### What the task asks:
Every entry, from first to last, is to be retyped without any alteration.
* * * * * * * * *
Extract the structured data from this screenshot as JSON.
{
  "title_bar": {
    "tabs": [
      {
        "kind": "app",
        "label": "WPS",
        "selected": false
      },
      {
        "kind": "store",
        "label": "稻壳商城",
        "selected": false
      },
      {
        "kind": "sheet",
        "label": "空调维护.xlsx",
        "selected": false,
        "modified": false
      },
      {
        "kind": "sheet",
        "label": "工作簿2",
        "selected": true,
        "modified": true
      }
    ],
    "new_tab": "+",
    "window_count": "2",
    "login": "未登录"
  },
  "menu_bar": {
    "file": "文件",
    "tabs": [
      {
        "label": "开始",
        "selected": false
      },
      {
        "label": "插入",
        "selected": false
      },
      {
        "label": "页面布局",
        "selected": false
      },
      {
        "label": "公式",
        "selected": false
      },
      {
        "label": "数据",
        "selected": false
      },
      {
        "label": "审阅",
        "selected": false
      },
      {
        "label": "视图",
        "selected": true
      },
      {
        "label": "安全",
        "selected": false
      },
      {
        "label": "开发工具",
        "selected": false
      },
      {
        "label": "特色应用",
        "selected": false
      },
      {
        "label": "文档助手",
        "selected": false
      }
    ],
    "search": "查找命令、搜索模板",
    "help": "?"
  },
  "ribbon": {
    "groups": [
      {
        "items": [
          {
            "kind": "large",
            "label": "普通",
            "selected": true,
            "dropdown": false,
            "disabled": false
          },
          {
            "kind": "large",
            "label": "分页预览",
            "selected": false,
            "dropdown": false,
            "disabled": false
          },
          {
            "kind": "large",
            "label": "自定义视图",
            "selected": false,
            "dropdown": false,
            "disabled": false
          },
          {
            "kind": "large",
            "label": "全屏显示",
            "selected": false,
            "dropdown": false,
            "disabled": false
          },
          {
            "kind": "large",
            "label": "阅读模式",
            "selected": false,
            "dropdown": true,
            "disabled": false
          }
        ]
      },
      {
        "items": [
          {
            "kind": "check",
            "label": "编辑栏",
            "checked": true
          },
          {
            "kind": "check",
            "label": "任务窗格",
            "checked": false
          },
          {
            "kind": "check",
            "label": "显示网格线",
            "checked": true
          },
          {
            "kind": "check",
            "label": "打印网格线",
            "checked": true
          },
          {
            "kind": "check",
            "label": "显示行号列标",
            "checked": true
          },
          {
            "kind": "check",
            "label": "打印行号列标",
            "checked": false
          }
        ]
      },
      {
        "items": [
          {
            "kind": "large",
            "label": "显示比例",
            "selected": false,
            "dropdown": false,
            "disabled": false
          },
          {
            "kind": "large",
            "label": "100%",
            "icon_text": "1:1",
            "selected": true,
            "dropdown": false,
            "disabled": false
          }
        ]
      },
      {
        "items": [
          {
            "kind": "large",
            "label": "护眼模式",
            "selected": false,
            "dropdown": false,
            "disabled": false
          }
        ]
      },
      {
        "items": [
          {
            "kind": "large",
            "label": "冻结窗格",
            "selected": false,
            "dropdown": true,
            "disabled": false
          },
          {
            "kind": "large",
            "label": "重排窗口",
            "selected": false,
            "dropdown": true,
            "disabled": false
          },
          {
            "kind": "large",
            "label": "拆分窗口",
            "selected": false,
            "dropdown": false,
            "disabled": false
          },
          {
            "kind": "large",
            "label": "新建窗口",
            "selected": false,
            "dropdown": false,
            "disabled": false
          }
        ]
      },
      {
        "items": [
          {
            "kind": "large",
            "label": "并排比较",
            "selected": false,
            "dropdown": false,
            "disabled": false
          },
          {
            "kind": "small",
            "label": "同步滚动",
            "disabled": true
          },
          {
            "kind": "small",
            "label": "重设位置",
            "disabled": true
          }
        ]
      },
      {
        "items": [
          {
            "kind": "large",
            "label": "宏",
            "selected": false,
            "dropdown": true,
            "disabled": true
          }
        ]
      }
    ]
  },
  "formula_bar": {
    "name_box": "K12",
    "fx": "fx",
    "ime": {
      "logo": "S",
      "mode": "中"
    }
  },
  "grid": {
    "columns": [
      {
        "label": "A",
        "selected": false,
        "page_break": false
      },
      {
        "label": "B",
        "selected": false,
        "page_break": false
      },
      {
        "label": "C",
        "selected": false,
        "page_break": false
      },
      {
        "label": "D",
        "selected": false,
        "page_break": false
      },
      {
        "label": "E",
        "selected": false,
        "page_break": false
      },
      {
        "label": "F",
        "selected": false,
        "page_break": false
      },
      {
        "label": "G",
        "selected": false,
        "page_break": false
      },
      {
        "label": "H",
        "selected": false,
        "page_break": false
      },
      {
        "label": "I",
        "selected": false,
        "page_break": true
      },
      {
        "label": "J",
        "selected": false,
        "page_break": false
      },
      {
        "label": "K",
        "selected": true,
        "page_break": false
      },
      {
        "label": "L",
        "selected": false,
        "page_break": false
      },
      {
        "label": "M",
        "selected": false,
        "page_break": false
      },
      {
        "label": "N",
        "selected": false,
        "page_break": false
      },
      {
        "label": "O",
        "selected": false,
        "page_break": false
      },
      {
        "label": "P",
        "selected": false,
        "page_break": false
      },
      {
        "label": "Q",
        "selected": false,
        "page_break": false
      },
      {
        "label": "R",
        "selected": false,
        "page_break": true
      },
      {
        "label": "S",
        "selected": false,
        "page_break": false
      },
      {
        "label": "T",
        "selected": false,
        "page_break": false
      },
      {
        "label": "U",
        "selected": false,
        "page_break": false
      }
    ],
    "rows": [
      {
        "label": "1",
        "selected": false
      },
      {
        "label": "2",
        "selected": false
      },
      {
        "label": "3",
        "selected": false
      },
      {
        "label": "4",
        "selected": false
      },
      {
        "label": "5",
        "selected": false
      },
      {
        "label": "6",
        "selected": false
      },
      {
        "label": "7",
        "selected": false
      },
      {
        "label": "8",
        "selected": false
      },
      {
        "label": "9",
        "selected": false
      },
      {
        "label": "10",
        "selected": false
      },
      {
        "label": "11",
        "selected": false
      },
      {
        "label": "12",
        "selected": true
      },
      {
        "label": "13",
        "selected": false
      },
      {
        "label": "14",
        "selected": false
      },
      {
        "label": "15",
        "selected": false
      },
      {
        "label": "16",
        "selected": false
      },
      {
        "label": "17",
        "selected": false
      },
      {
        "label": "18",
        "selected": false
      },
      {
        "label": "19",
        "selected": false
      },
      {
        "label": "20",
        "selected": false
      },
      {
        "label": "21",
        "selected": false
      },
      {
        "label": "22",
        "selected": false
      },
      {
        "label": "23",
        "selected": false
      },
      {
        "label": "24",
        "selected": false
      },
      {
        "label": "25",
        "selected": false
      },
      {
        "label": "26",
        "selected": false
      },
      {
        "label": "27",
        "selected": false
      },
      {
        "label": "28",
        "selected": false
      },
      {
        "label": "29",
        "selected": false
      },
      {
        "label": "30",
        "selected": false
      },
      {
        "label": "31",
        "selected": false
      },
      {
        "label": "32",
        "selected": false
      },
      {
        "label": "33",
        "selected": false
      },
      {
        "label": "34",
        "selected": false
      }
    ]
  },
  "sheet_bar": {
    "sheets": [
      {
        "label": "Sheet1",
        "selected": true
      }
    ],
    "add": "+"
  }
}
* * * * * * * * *
### Task answer:
Extract the structured data from this screenshot as JSON.
{
  "title_bar": {
    "tabs": [
      {
        "kind": "app",
        "label": "WPS",
        "selected": false
      },
      {
        "kind": "store",
        "label": "稻壳商城",
        "selected": false
      },
      {
        "kind": "sheet",
        "label": "空调维护.xlsx",
        "selected": false,
        "modified": false
      },
      {
        "kind": "sheet",
        "label": "工作簿2",
        "selected": true,
        "modified": true
      }
    ],
    "new_tab": "+",
    "window_count": "2",
    "login": "未登录"
  },
  "menu_bar": {
    "file": "文件",
    "tabs": [
      {
        "label": "开始",
        "selected": false
      },
      {
        "label": "插入",
        "selected": false
      },
      {
        "label": "页面布局",
        "selected": false
      },
      {
        "label": "公式",
        "selected": false
      },
      {
        "label": "数据",
        "selected": false
      },
      {
        "label": "审阅",
        "selected": false
      },
      {
        "label": "视图",
        "selected": true
      },
      {
        "label": "安全",
        "selected": false
      },
      {
        "label": "开发工具",
        "selected": false
      },
      {
        "label": "特色应用",
        "selected": false
      },
      {
        "label": "文档助手",
        "selected": false
      }
    ],
    "search": "查找命令、搜索模板",
    "help": "?"
  },
  "ribbon": {
    "groups": [
      {
        "items": [
          {
            "kind": "large",
            "label": "普通",
            "selected": true,
            "dropdown": false,
            "disabled": false
          },
          {
            "kind": "large",
            "label": "分页预览",
            "selected": false,
            "dropdown": false,
            "disabled": false
          },
          {
            "kind": "large",
            "label": "自定义视图",
            "selected": false,
            "dropdown": false,
            "disabled": false
          },
          {
            "kind": "large",
            "label": "全屏显示",
            "selected": false,
            "dropdown": false,
            "disabled": false
          },
          {
            "kind": "large",
            "label": "阅读模式",
            "selected": false,
            "dropdown": true,
            "disabled": false
          }
        ]
      },
      {
        "items": [
          {
            "kind": "check",
            "label": "编辑栏",
            "checked": true
          },
          {
            "kind": "check",
            "label": "任务窗格",
            "checked": false
          },
          {
            "kind": "check",
            "label": "显示网格线",
            "checked": true
          },
          {
            "kind": "check",
            "label": "打印网格线",
            "checked": true
          },
          {
            "kind": "check",
            "label": "显示行号列标",
            "checked": true
          },
          {
            "kind": "check",
            "label": "打印行号列标",
            "checked": false
          }
        ]
      },
      {
        "items": [
          {
            "kind": "large",
            "label": "显示比例",
            "selected": false,
            "dropdown": false,
            "disabled": false
          },
          {
            "kind": "large",
            "label": "100%",
            "icon_text": "1:1",
            "selected": true,
            "dropdown": false,
            "disabled": false
          }
        ]
      },
      {
        "items": [
          {
            "kind": "large",
            "label": "护眼模式",
            "selected": false,
            "dropdown": false,
            "disabled": false
          }
        ]
      },
      {
        "items": [
          {
            "kind": "large",
            "label": "冻结窗格",
            "selected": false,
            "dropdown": true,
            "disabled": false
          },
          {
            "kind": "large",
            "label": "重排窗口",
            "selected": false,
            "dropdown": true,
            "disabled": false
          },
          {
            "kind": "large",
            "label": "拆分窗口",
            "selected": false,
            "dropdown": false,
            "disabled": false
          },
          {
            "kind": "large",
            "label": "新建窗口",
            "selected": false,
            "dropdown": false,
            "disabled": false
          }
        ]
      },
      {
        "items": [
          {
            "kind": "large",
            "label": "并排比较",
            "selected": false,
            "dropdown": false,
            "disabled": false
          },
          {
            "kind": "small",
            "label": "同步滚动",
            "disabled": true
          },
          {
            "kind": "small",
            "label": "重设位置",
            "disabled": true
          }
        ]
      },
      {
        "items": [
          {
            "kind": "large",
            "label": "宏",
            "selected": false,
            "dropdown": true,
            "disabled": true
          }
        ]
      }
    ]
  },
  "formula_bar": {
    "name_box": "K12",
    "fx": "fx",
    "ime": {
      "logo": "S",
      "mode": "中"
    }
  },
  "grid": {
    "columns": [
      {
        "label": "A",
        "selected": false,
        "page_break": false
      },
      {
        "label": "B",
        "selected": false,
        "page_break": false
      },
      {
        "label": "C",
        "selected": false,
        "page_break": false
      },
      {
        "label": "D",
        "selected": false,
        "page_break": false
      },
      {
        "label": "E",
        "selected": false,
        "page_break": false
      },
      {
        "label": "F",
        "selected": false,
        "page_break": false
      },
      {
        "label": "G",
        "selected": false,
        "page_break": false
      },
      {
        "label": "H",
        "selected": false,
        "page_break": false
      },
      {
        "label": "I",
        "selected": false,
        "page_break": true
      },
      {
        "label": "J",
        "selected": false,
        "page_break": false
      },
      {
        "label": "K",
        "selected": true,
        "page_break": false
      },
      {
        "label": "L",
        "selected": false,
        "page_break": false
      },
      {
        "label": "M",
        "selected": false,
        "page_break": false
      },
      {
        "label": "N",
        "selected": false,
        "page_break": false
      },
      {
        "label": "O",
        "selected": false,
        "page_break": false
      },
      {
        "label": "P",
        "selected": false,
        "page_break": false
      },
      {
        "label": "Q",
        "selected": false,
        "page_break": false
      },
      {
        "label": "R",
        "selected": false,
        "page_break": true
      },
      {
        "label": "S",
        "selected": false,
        "page_break": false
      },
      {
        "label": "T",
        "selected": false,
        "page_break": false
      },
      {
        "label": "U",
        "selected": false,
        "page_break": false
      }
    ],
    "rows": [
      {
        "label": "1",
        "selected": false
      },
      {
        "label": "2",
        "selected": false
      },
      {
        "label": "3",
        "selected": false
      },
      {
        "label": "4",
        "selected": false
      },
      {
        "label": "5",
        "selected": false
      },
      {
        "label": "6",
        "selected": false
      },
      {
        "label": "7",
        "selected": false
      },
      {
        "label": "8",
        "selected": false
      },
      {
        "label": "9",
        "selected": false
      },
      {
        "label": "10",
        "selected": false
      },
      {
        "label": "11",
        "selected": false
      },
      {
        "label": "12",
        "selected": true
      },
      {
        "label": "13",
        "selected": false
      },
      {
        "label": "14",
        "selected": false
      },
      {
        "label": "15",
        "selected": false
      },
      {
        "label": "16",
        "selected": false
      },
      {
        "label": "17",
        "selected": false
      },
      {
        "label": "18",
        "selected": false
      },
      {
        "label": "19",
        "selected": false
      },
      {
        "label": "20",
        "selected": false
      },
      {
        "label": "21",
        "selected": false
      },
      {
        "label": "22",
        "selected": false
      },
      {
        "label": "23",
        "selected": false
      },
      {
        "label": "24",
        "selected": false
      },
      {
        "label": "25",
        "selected": false
      },
      {
        "label": "26",
        "selected": false
      },
      {
        "label": "27",
        "selected": false
      },
      {
        "label": "28",
        "selected": false
      },
      {
        "label": "29",
        "selected": false
      },
      {
        "label": "30",
        "selected": false
      },
      {
        "label": "31",
        "selected": false
      },
      {
        "label": "32",
        "selected": false
      },
      {
        "label": "33",
        "selected": false
      },
      {
        "label": "34",
        "selected": false
      }
    ]
  },
  "sheet_bar": {
    "sheets": [
      {
        "label": "Sheet1",
        "selected": true
      }
    ],
    "add": "+"
  }
}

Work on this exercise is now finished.